Required action:
The records follow. Retype them without a single change.

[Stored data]
****

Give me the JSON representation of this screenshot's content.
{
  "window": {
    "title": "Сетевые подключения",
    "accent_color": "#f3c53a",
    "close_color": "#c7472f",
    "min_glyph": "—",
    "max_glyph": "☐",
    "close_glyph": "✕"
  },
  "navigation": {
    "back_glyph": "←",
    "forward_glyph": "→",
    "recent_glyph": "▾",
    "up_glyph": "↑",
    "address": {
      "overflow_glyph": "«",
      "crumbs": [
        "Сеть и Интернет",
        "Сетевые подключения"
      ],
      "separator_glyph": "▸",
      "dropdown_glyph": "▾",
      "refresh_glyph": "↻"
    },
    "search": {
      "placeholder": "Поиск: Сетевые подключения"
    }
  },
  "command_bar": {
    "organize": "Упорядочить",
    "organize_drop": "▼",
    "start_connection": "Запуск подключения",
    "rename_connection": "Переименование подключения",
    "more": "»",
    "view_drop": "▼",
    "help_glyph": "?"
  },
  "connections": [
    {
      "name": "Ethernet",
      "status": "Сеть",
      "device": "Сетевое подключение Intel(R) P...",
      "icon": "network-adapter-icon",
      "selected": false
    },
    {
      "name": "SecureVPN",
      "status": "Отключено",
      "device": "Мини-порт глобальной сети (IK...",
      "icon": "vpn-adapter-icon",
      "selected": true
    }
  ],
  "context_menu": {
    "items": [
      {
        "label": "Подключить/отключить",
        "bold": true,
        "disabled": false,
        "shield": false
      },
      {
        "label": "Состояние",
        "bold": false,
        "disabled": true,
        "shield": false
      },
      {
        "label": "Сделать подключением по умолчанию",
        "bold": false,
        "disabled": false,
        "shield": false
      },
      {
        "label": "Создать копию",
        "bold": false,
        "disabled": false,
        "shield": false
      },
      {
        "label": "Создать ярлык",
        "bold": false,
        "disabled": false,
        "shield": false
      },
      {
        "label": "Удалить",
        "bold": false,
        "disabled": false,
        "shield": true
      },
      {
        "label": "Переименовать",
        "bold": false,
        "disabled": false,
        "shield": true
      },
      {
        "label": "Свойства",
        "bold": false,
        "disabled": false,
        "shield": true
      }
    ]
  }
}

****

Solution to this task:
Give me the JSON representation of this screenshot's content.
{
  "window": {
    "title": "Сетевые подключения",
    "accent_color": "#f3c53a",
    "close_color": "#c7472f",
    "min_glyph": "—",
    "max_glyph": "☐",
    "close_glyph": "✕"
  },
  "navigation": {
    "back_glyph": "←",
    "forward_glyph": "→",
    "recent_glyph": "▾",
    "up_glyph": "↑",
    "address": {
      "overflow_glyph": "«",
      "crumbs": [
        "Сеть и Интернет",
        "Сетевые подключения"
      ],
      "separator_glyph": "▸",
      "dropdown_glyph": "▾",
      "refresh_glyph": "↻"
    },
    "search": {
      "placeholder": "Поиск: Сетевые подключения"
    }
  },
  "command_bar": {
    "organize": "Упорядочить",
    "organize_drop": "▼",
    "start_connection": "Запуск подключения",
    "rename_connection": "Переименование подключения",
    "more": "»",
    "view_drop": "▼",
    "help_glyph": "?"
  },
  "connections": [
    {
      "name": "Ethernet",
      "status": "Сеть",
      "device": "Сетевое подключение Intel(R) P...",
      "icon": "network-adapter-icon",
      "selected": false
    },
    {
      "name": "SecureVPN",
      "status": "Отключено",
      "device": "Мини-порт глобальной сети (IK...",
      "icon": "vpn-adapter-icon",
      "selected": true
    }
  ],
  "context_menu": {
    "items": [
      {
        "label": "Подключить/отключить",
        "bold": true,
        "disabled": false,
        "shield": false
      },
      {
        "label": "Состояние",
        "bold": false,
        "disabled": true,
        "shield": false
      },
      {
        "label": "Сделать подключением по умолчанию",
        "bold": false,
        "disabled": false,
        "shield": false
      },
      {
        "label": "Создать копию",
        "bold": false,
        "disabled": false,
        "shield": false
      },
      {
        "label": "Создать ярлык",
        "bold": false,
        "disabled": false,
        "shield": false
      },
      {
        "label": "Удалить",
        "bold": false,
        "disabled": false,
        "shield": true
      },
      {
        "label": "Переименовать",
        "bold": false,
        "disabled": false,
        "shield": true
      },
      {
        "label": "Свойства",
        "bold": false,
        "disabled": false,
        "shield": true
      }
    ]
  }
}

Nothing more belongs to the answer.